The continuing saga of the food boxes
The USDA says 20 million food boxes have been delivered to food banks through the Farmers-to-Families program, which aimed to buy food from farms that had no way of selling what they produced, package it in boxes, and deliver them to food banks. The announcement comes with a very long list of testimonials, and a video that you can watch here.
The USDA’s website about this is here. The program is described here.
Not everyone is quite so enthusiastic. The National Sustainable Agriculture Coalition says that the food box program is not exactly doing much for small farms.
Most of the news coverage on the CFAP Food Box Program, and the Congressional attention that follows, has focused on large contracts awarded to companies without much experience in the distribution of specialty crops. This also caused the larger specialty crop industry to raise concerns about the early shortcomings of the program.
What has received much less attention has been how the program has or has not benefited local and regional food producers despite the fact that the program was clearly intended to support these farmers.
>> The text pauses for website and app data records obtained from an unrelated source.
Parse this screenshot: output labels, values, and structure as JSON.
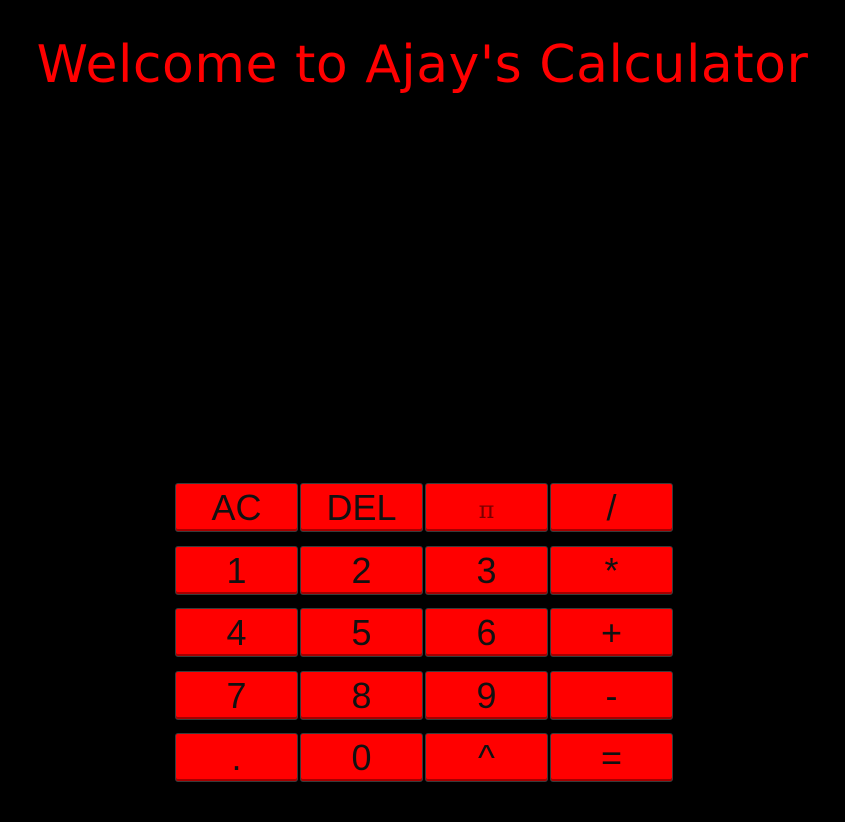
{
  "title": "Welcome to Ajay's Calculator",
  "display": {
    "value": ""
  },
  "keys": [
    {
      "name": "clear-all-button",
      "label": "AC",
      "cls": ""
    },
    {
      "name": "delete-button",
      "label": "DEL",
      "cls": ""
    },
    {
      "name": "pi-button",
      "label": "π",
      "cls": "pi"
    },
    {
      "name": "divide-button",
      "label": "/",
      "cls": ""
    },
    {
      "name": "digit-1-button",
      "label": "1",
      "cls": ""
    },
    {
      "name": "digit-2-button",
      "label": "2",
      "cls": ""
    },
    {
      "name": "digit-3-button",
      "label": "3",
      "cls": ""
    },
    {
      "name": "multiply-button",
      "label": "*",
      "cls": ""
    },
    {
      "name": "digit-4-button",
      "label": "4",
      "cls": ""
    },
    {
      "name": "digit-5-button",
      "label": "5",
      "cls": ""
    },
    {
      "name": "digit-6-button",
      "label": "6",
      "cls": ""
    },
    {
      "name": "add-button",
      "label": "+",
      "cls": ""
    },
    {
      "name": "digit-7-button",
      "label": "7",
      "cls": ""
    },
    {
      "name": "digit-8-button",
      "label": "8",
      "cls": ""
    },
    {
      "name": "digit-9-button",
      "label": "9",
      "cls": ""
    },
    {
      "name": "subtract-button",
      "label": "-",
      "cls": ""
    },
    {
      "name": "decimal-point-button",
      "label": ".",
      "cls": ""
    },
    {
      "name": "digit-0-button",
      "label": "0",
      "cls": ""
    },
    {
      "name": "power-button",
      "label": "^",
      "cls": ""
    },
    {
      "name": "equals-button",
      "label": "=",
      "cls": ""
    }
  ],
  "colors": {
    "background": "#000000",
    "accent": "#ff0000",
    "key_text": "#111111"
  }
}
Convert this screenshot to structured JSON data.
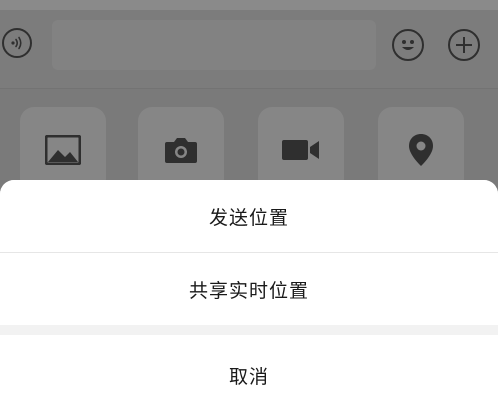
{
  "colors": {
    "overlay_background": "#7f7f7f",
    "sheet_background": "#f2f2f2",
    "option_background": "#ffffff",
    "text": "#1a1a1a",
    "icon_dark": "#2f2f2f"
  },
  "input_bar": {
    "icons": [
      "voice-icon",
      "emoji-icon",
      "plus-icon"
    ]
  },
  "panel": {
    "tiles": [
      "photo-icon",
      "camera-icon",
      "video-call-icon",
      "location-icon"
    ]
  },
  "action_sheet": {
    "send_location_label": "发送位置",
    "share_live_location_label": "共享实时位置",
    "cancel_label": "取消"
  }
}
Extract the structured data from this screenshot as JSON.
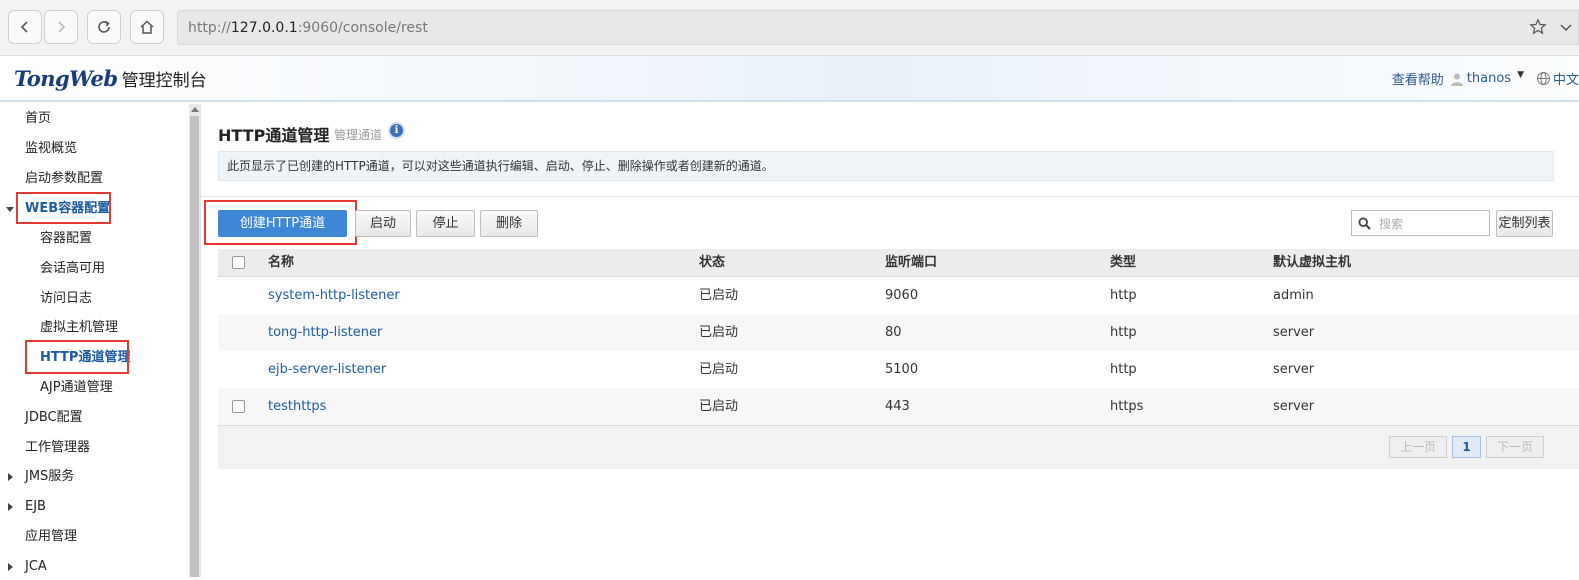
{
  "browser": {
    "url_scheme": "http://",
    "url_host": "127.0.0.1",
    "url_rest": ":9060/console/rest"
  },
  "header": {
    "logo_brand": "TongWeb",
    "logo_sub": "管理控制台",
    "help": "查看帮助",
    "user": "thanos",
    "language": "中文"
  },
  "sidebar": {
    "items": [
      {
        "label": "首页"
      },
      {
        "label": "监视概览"
      },
      {
        "label": "启动参数配置"
      },
      {
        "label": "WEB容器配置"
      },
      {
        "label": "容器配置"
      },
      {
        "label": "会话高可用"
      },
      {
        "label": "访问日志"
      },
      {
        "label": "虚拟主机管理"
      },
      {
        "label": "HTTP通道管理"
      },
      {
        "label": "AJP通道管理"
      },
      {
        "label": "JDBC配置"
      },
      {
        "label": "工作管理器"
      },
      {
        "label": "JMS服务"
      },
      {
        "label": "EJB"
      },
      {
        "label": "应用管理"
      },
      {
        "label": "JCA"
      }
    ]
  },
  "page": {
    "title": "HTTP通道管理",
    "subtitle": "管理通道",
    "info_icon": "i",
    "note": "此页显示了已创建的HTTP通道，可以对这些通道执行编辑、启动、停止、删除操作或者创建新的通道。"
  },
  "toolbar": {
    "create": "创建HTTP通道",
    "start": "启动",
    "stop": "停止",
    "delete": "删除",
    "search_placeholder": "搜索",
    "customize": "定制列表"
  },
  "table": {
    "headers": [
      "名称",
      "状态",
      "监听端口",
      "类型",
      "默认虚拟主机"
    ],
    "rows": [
      {
        "name": "system-http-listener",
        "status": "已启动",
        "port": "9060",
        "type": "http",
        "vhost": "admin"
      },
      {
        "name": "tong-http-listener",
        "status": "已启动",
        "port": "80",
        "type": "http",
        "vhost": "server"
      },
      {
        "name": "ejb-server-listener",
        "status": "已启动",
        "port": "5100",
        "type": "http",
        "vhost": "server"
      },
      {
        "name": "testhttps",
        "status": "已启动",
        "port": "443",
        "type": "https",
        "vhost": "server"
      }
    ]
  },
  "pagination": {
    "prev": "上一页",
    "current": "1",
    "next": "下一页"
  },
  "colors": {
    "accent": "#3d87d6",
    "link": "#1d5c9f",
    "highlight": "#e53935"
  }
}
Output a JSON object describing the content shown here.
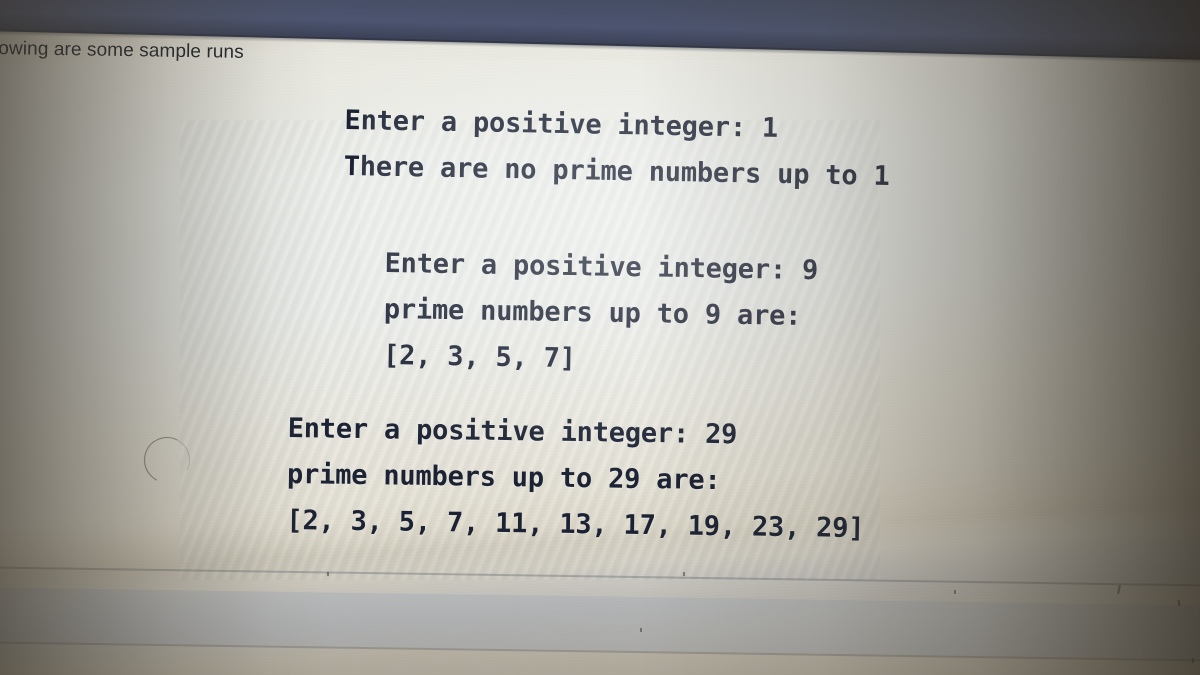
{
  "photo": {
    "kind": "photo-of-screen",
    "surface_color": "#e9ebe6",
    "text_color": "#1b2233",
    "bezel_color": "#464e64",
    "band_color": "#c2c8d2"
  },
  "header": {
    "text": "lowing are some sample runs"
  },
  "console": {
    "blocks": [
      {
        "id": "sample-run-1",
        "prompt_label": "Enter a positive integer:",
        "input_value": "1",
        "line_1": "Enter a positive integer: 1",
        "line_2": "There are no prime numbers up to 1",
        "line_3": ""
      },
      {
        "id": "sample-run-2",
        "prompt_label": "Enter a positive integer:",
        "input_value": "9",
        "line_1": "Enter a positive integer: 9",
        "line_2": "prime numbers up to 9 are:",
        "line_3": "[2, 3, 5, 7]"
      },
      {
        "id": "sample-run-3",
        "prompt_label": "Enter a positive integer:",
        "input_value": "29",
        "line_1": "Enter a positive integer: 29",
        "line_2": "prime numbers up to 29 are:",
        "line_3": "[2, 3, 5, 7, 11, 13, 17, 19, 23, 29]"
      }
    ]
  }
}
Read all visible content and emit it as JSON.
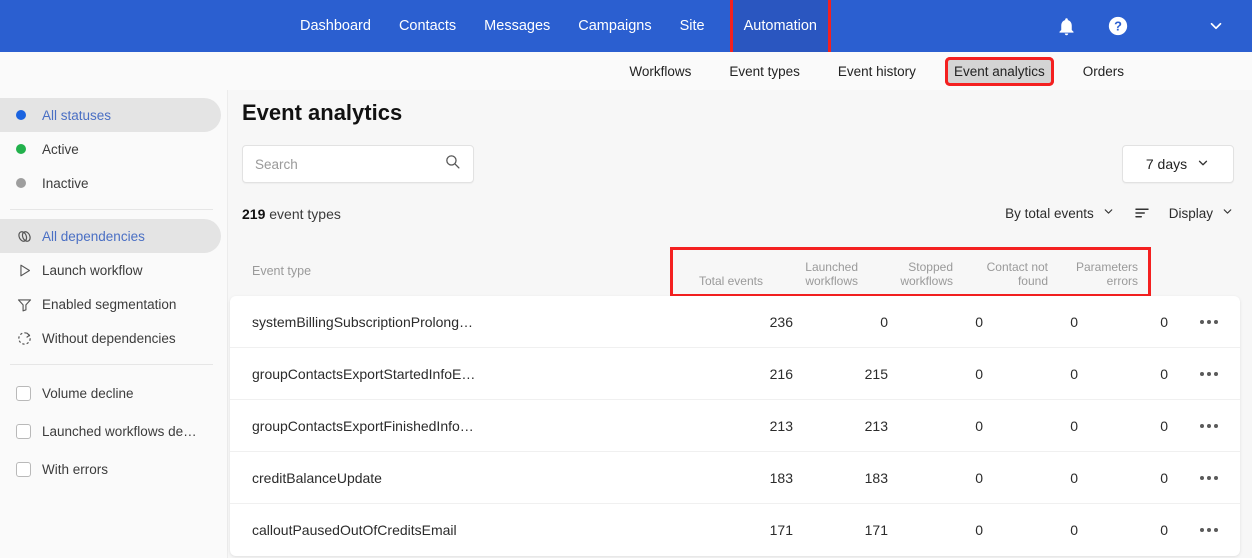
{
  "topnav": {
    "items": [
      {
        "label": "Dashboard",
        "active": false
      },
      {
        "label": "Contacts",
        "active": false
      },
      {
        "label": "Messages",
        "active": false
      },
      {
        "label": "Campaigns",
        "active": false
      },
      {
        "label": "Site",
        "active": false
      },
      {
        "label": "Automation",
        "active": true,
        "highlighted": true
      }
    ],
    "icons": [
      "bell-icon",
      "help-circle-icon",
      "chevron-down-icon"
    ]
  },
  "subnav": {
    "items": [
      {
        "label": "Workflows",
        "active": false
      },
      {
        "label": "Event types",
        "active": false
      },
      {
        "label": "Event history",
        "active": false
      },
      {
        "label": "Event analytics",
        "active": true,
        "highlighted": true
      },
      {
        "label": "Orders",
        "active": false
      }
    ]
  },
  "sidebar": {
    "statuses": [
      {
        "label": "All statuses",
        "icon": "status-dot",
        "color": "#1a63e0",
        "selected": true
      },
      {
        "label": "Active",
        "icon": "status-dot",
        "color": "#22b14c",
        "selected": false
      },
      {
        "label": "Inactive",
        "icon": "status-dot",
        "color": "#9e9e9e",
        "selected": false
      }
    ],
    "dependencies": [
      {
        "label": "All dependencies",
        "icon": "links-icon",
        "selected": true
      },
      {
        "label": "Launch workflow",
        "icon": "play-triangle-icon",
        "selected": false
      },
      {
        "label": "Enabled segmentation",
        "icon": "funnel-icon",
        "selected": false
      },
      {
        "label": "Without dependencies",
        "icon": "dashed-refresh-icon",
        "selected": false
      }
    ],
    "filters": [
      {
        "label": "Volume decline",
        "checked": false
      },
      {
        "label": "Launched workflows de…",
        "checked": false
      },
      {
        "label": "With errors",
        "checked": false
      }
    ]
  },
  "main": {
    "title": "Event analytics",
    "search": {
      "value": "",
      "placeholder": "Search",
      "icon": "search-icon"
    },
    "days_filter": {
      "label": "7 days",
      "icon": "chevron-down-icon"
    },
    "count": {
      "number": "219",
      "label": "event types"
    },
    "controls": {
      "sort_by": "By total events",
      "sort_icon": "sort-descending-icon",
      "display": "Display"
    },
    "table": {
      "col_event_type": "Event type",
      "columns": [
        "Total events",
        "Launched workflows",
        "Stopped workflows",
        "Contact not found",
        "Parameters errors"
      ],
      "rows": [
        {
          "name": "systemBillingSubscriptionProlong…",
          "total": "236",
          "launched": "0",
          "stopped": "0",
          "not_found": "0",
          "param_errors": "0",
          "menu": "more-options-icon"
        },
        {
          "name": "groupContactsExportStartedInfoE…",
          "total": "216",
          "launched": "215",
          "stopped": "0",
          "not_found": "0",
          "param_errors": "0",
          "menu": "more-options-icon"
        },
        {
          "name": "groupContactsExportFinishedInfo…",
          "total": "213",
          "launched": "213",
          "stopped": "0",
          "not_found": "0",
          "param_errors": "0",
          "menu": "more-options-icon"
        },
        {
          "name": "creditBalanceUpdate",
          "total": "183",
          "launched": "183",
          "stopped": "0",
          "not_found": "0",
          "param_errors": "0",
          "menu": "more-options-icon"
        },
        {
          "name": "calloutPausedOutOfCreditsEmail",
          "total": "171",
          "launched": "171",
          "stopped": "0",
          "not_found": "0",
          "param_errors": "0",
          "menu": "more-options-icon"
        }
      ]
    }
  },
  "colors": {
    "brand_blue": "#2b5fd0",
    "annotation_red": "#f42020",
    "selected_text": "#4a6fc4"
  }
}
Grant applicants were required to discuss how their proposed project supports the mission of facilitating agricultural markets and how they “intend to engage small farmers (e.g those farms servicing local and region interests and farmers markets).”
And Chuck Abbott, of FERN’s Ag Insider, says USDA offers few yardsticks for measuring its food-box program.
For USDA, the most important number in its food-box giveaway program is how many boxes are donated — 18.4 million as of Friday, according to a tally on the homepage of the agency that runs the program. Officials declined to provide other details, such as the average cost of the boxes or how long the $3-billion initiative will be in operation.
I would like to know:
- What’s in the boxes?
- What food? How much food?
- What is its quality?
- How are food banks handling this?
- Are recipients happy with it?
- Is the program helping small farmers stay in business?
Does anyone know? I haven’t seen answers to these questions yet.